Arizona House of Representatives, HB 2281, (2010) Retrieved from https://www.azleg.gov/legtext/49leg/2r/summary/h.hb2281_05-03-10_astransmittedtogovernor.doc.htm#:~:text=HB%202281%20prohibits%20a%20school,race%20or%20class%20of%20people.

Bertelli, A., & Carson, J. (2011). Small changes, big results: Legislative voting behavior in the presence of new voters. Electoral Studies30(1), 201-209. https://doi.org/10.1016/j.electstud.2011.01.002

Byrd, C. (2020). Does Culturally Relevant Teaching Work? An Examination From Student Perspectives. https://doi.org/10.1177/2158244016660744

Cabrera, N., Milem, J., Jaquette, O., & Marx, R. (2014). Missing the (Student Achievement) Forest for All the (Political) Trees. American Educational Research Journal51(6), 1084-1118. https://doi.org/10.3102/0002831214553705

Gay, G. (2010). Culturally Responsive Teaching: Theory, Research and Practice. Ed. ke-2. New York: Teachers College Press.

Marrun, N. (2018). The power of ethnic studies: portraits of first-generation Latina/o students carving out un sitio and claiming una lengua. International Journal Of Qualitative Studies In Education31(4), 272-292. https://doi.org/10.1080/09518398.2017.1422288

Moosmann, D., Roosa, M., & Knight, G. (2014). Generational patterns in Mexican Americans’ academic performance in an unwelcoming political context. Journal Of Applied Developmental Psychology35(2), 102-110. https://doi.org/10.1016/j.appdev.2013.11.005

Thomas, O. N., Caldwell, C. H., Faison, N. & Jackson, J. S. (2009). Promoting academic achievement: The role of racial identity in buffering perceptions of teacher discrimination on academic achievement among African American and Caribbean Black adolescents. Journal of Educational Psychology 101, 420-431.
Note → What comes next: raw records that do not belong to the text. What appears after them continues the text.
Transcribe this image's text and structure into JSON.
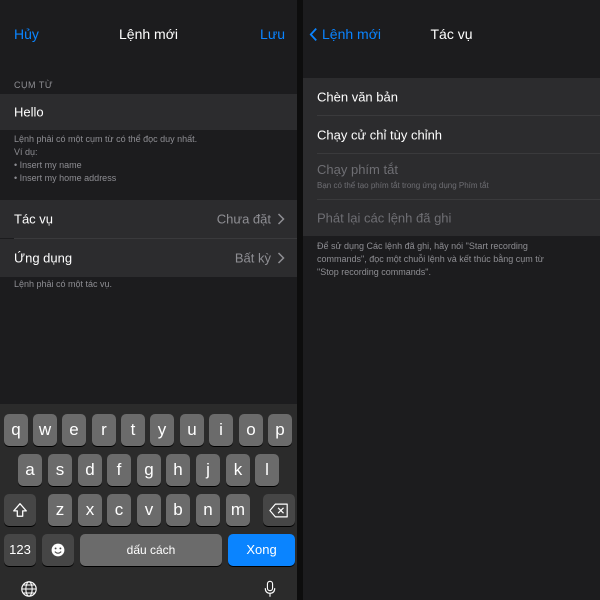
{
  "left": {
    "nav": {
      "cancel": "Hủy",
      "title": "Lệnh mới",
      "save": "Lưu"
    },
    "phrase_header": "CỤM TỪ",
    "phrase_value": "Hello",
    "phrase_help": [
      "Lệnh phải có một cụm từ có thể đọc duy nhất.",
      "Ví dụ:",
      "• Insert my name",
      "• Insert my home address"
    ],
    "action_row": {
      "label": "Tác vụ",
      "value": "Chưa đặt"
    },
    "app_row": {
      "label": "Ứng dụng",
      "value": "Bất kỳ"
    },
    "action_help": "Lệnh phải có một tác vụ."
  },
  "right": {
    "nav": {
      "back": "Lệnh mới",
      "title": "Tác vụ"
    },
    "items": [
      {
        "label": "Chèn văn bản",
        "enabled": true
      },
      {
        "label": "Chạy cử chỉ tùy chỉnh",
        "enabled": true
      },
      {
        "label": "Chạy phím tắt",
        "enabled": false,
        "subtitle": "Bạn có thể tạo phím tắt trong ứng dụng Phím tắt"
      },
      {
        "label": "Phát lại các lệnh đã ghi",
        "enabled": false
      }
    ],
    "footnote": [
      "Để sử dụng Các lệnh đã ghi, hãy nói \"Start recording",
      "commands\", đọc một chuỗi lệnh và kết thúc bằng cụm từ",
      "\"Stop recording commands\"."
    ]
  },
  "keyboard": {
    "row1": [
      "q",
      "w",
      "e",
      "r",
      "t",
      "y",
      "u",
      "i",
      "o",
      "p"
    ],
    "row2": [
      "a",
      "s",
      "d",
      "f",
      "g",
      "h",
      "j",
      "k",
      "l"
    ],
    "row3": [
      "z",
      "x",
      "c",
      "v",
      "b",
      "n",
      "m"
    ],
    "numbers_key": "123",
    "space_key": "dấu cách",
    "done_key": "Xong"
  },
  "colors": {
    "accent": "#0a84ff",
    "background": "#1c1c1e",
    "cell": "#2c2c2e",
    "secondary_text": "#8e8e93"
  }
}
Wearmouth, J. (2017). Employing culturally responsive pedagogy to foster literacy learning in schools. Curriculum & Teaching Studies4(1). https://doi.org/10.1080/2331186X.2017.1295824